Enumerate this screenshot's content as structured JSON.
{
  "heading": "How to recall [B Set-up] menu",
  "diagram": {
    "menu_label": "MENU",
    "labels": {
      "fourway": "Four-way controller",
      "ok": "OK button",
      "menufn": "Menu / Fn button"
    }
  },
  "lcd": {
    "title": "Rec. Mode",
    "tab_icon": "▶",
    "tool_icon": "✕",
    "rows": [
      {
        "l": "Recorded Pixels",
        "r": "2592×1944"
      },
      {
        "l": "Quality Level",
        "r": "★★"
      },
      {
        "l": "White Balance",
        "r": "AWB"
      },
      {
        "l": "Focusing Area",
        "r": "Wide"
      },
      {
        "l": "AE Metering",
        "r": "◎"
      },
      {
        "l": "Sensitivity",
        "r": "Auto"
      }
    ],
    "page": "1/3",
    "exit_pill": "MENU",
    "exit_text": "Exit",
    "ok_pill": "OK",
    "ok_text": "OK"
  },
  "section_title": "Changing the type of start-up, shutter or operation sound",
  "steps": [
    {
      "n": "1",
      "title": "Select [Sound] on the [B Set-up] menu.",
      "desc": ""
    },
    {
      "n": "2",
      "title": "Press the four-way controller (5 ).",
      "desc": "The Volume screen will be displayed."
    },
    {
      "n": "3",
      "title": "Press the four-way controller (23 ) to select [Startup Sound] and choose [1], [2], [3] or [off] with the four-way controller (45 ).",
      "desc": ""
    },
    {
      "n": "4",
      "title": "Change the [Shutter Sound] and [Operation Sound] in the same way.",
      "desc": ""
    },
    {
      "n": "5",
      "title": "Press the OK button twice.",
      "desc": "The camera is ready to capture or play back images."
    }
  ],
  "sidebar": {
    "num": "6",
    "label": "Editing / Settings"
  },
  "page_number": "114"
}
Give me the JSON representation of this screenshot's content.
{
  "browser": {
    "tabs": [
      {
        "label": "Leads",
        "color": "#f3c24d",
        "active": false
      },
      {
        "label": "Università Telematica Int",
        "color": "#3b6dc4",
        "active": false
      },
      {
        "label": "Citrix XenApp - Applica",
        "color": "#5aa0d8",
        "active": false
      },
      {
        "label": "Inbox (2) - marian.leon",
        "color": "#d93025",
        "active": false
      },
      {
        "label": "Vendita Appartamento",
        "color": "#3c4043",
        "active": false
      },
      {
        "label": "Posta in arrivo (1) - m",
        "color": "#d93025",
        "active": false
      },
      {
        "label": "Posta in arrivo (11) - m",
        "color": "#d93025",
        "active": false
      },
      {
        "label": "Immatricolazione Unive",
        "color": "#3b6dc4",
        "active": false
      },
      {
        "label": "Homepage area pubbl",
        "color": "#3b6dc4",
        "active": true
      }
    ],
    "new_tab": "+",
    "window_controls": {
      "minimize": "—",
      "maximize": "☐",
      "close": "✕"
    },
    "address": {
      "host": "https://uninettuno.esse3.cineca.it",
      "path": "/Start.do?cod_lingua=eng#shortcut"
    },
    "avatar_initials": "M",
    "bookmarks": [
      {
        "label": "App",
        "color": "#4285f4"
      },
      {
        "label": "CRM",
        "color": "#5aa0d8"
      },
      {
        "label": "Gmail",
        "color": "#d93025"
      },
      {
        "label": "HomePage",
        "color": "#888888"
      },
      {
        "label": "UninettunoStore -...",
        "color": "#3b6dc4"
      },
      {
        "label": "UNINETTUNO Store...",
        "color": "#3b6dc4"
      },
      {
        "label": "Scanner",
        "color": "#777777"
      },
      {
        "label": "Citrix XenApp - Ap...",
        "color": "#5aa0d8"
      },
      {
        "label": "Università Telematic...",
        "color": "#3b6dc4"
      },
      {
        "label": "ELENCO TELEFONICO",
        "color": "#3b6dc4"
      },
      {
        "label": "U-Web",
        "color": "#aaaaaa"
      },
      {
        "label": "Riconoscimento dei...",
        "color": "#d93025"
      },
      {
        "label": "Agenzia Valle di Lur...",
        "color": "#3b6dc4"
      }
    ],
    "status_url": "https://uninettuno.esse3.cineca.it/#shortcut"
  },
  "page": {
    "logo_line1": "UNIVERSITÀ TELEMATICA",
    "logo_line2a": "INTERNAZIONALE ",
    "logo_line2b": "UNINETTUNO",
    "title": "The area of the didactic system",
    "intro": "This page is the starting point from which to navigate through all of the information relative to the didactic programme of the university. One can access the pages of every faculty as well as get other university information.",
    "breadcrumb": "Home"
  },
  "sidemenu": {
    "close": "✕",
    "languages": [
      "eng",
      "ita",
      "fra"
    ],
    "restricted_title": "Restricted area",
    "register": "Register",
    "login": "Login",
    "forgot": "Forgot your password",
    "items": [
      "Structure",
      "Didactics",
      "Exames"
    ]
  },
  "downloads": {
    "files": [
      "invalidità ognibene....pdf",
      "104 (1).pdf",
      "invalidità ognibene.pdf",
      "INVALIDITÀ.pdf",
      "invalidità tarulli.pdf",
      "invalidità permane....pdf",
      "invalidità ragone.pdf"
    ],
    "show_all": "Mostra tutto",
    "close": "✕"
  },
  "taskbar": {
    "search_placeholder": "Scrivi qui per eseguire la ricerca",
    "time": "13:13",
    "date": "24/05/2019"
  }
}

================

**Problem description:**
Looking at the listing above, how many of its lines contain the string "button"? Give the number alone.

**Your response:**
3